Due to the inherent nature of thermocouple joints, they do not generate any thermal voltage at a temperature of 0°C (32°F). Therefore, the cold end can be connected at this temperature, such as in a freezing bath or a precision temperature calibration oven. The thermocouple wire can be connected to the copper wire in the freezing bath without any thermal voltage being generated during the connection. However, to avoid any leakage currents that may cause errors or corrosion, the connection must be electrically isolated from the water in the ice bath. This precise method is often used in calibration labs, but is less practical in factories.
2. Cold End at Fixed Temperature
As ice baths are not practical, cold end connections can be made at a known fixed temperature using a small junction box with a temperature control device. Normally, the temperature is higher than the ambient temperature, so the box only needs to be heated, not cooled.
When the temperature of the cold end and the type of thermocouple are known, the thermal voltage of the cold end can be calculated and compensated. Many measuring devices or temperature calibrators have the ability to enter the temperature of the cold end and compensate automatically.
3. Automatic Compensation of Cold End Temperature During Measurement
Allow the measuring device to calculate the compensation automatically. The measuring device (transmitter, DCS input card) can measure the cold end temperature at any time and automatically compensate for any cold end errors online. As the measuring device also knows the type of thermocouple, it can compensate automatically and continuously.
This is necessarily the easiest and most practical way to compensate for cold junctions in normal measurements and calibrations, since you don't need to worry about the cold junction, but let the equipment handle it.

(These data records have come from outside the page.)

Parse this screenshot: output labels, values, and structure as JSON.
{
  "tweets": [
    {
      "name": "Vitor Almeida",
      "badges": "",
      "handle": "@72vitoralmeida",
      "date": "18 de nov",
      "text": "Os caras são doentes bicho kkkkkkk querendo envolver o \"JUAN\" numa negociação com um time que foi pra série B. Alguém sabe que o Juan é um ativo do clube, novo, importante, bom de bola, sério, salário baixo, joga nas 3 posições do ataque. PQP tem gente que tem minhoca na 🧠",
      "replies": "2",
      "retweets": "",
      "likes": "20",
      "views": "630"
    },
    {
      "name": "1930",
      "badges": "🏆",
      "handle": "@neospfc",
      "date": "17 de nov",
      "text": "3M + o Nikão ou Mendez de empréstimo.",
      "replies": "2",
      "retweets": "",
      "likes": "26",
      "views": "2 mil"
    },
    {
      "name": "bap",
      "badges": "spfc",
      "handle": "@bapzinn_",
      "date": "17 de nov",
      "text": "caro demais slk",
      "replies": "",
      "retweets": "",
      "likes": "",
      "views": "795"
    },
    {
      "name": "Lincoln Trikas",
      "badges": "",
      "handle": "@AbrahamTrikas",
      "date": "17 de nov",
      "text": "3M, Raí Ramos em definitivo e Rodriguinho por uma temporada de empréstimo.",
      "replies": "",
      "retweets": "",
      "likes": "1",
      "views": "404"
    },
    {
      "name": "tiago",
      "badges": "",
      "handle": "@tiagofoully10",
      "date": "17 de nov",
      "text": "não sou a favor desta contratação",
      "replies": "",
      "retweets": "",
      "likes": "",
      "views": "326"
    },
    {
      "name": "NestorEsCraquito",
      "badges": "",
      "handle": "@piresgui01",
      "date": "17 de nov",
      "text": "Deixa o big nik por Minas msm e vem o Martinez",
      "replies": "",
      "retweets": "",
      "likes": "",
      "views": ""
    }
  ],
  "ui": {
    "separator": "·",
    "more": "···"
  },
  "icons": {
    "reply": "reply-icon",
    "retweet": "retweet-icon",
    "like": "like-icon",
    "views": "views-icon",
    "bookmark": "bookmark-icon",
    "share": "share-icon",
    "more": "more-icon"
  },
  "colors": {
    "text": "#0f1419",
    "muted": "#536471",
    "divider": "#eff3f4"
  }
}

● Cold End Compensation of NCS-TT106
The modular temperature transmitter products of Microcyber are available in HART, PROFIBUS PA, and FF H1 protocols.
The NCS-TT106 supports all the above cold end compensation methods, of which there are two methods for automatic compensation of measuring cold end temperature. You can choose to use the built-in temperature sensor close to the terminal or an external platinum resistance temperature sensor. The temperature measurement accuracy of the built-in temperature sensor is ±0.5℃, and the temperature measurement accuracy of the external PT100 platinum resistance temperature sensor is ±0.15℃.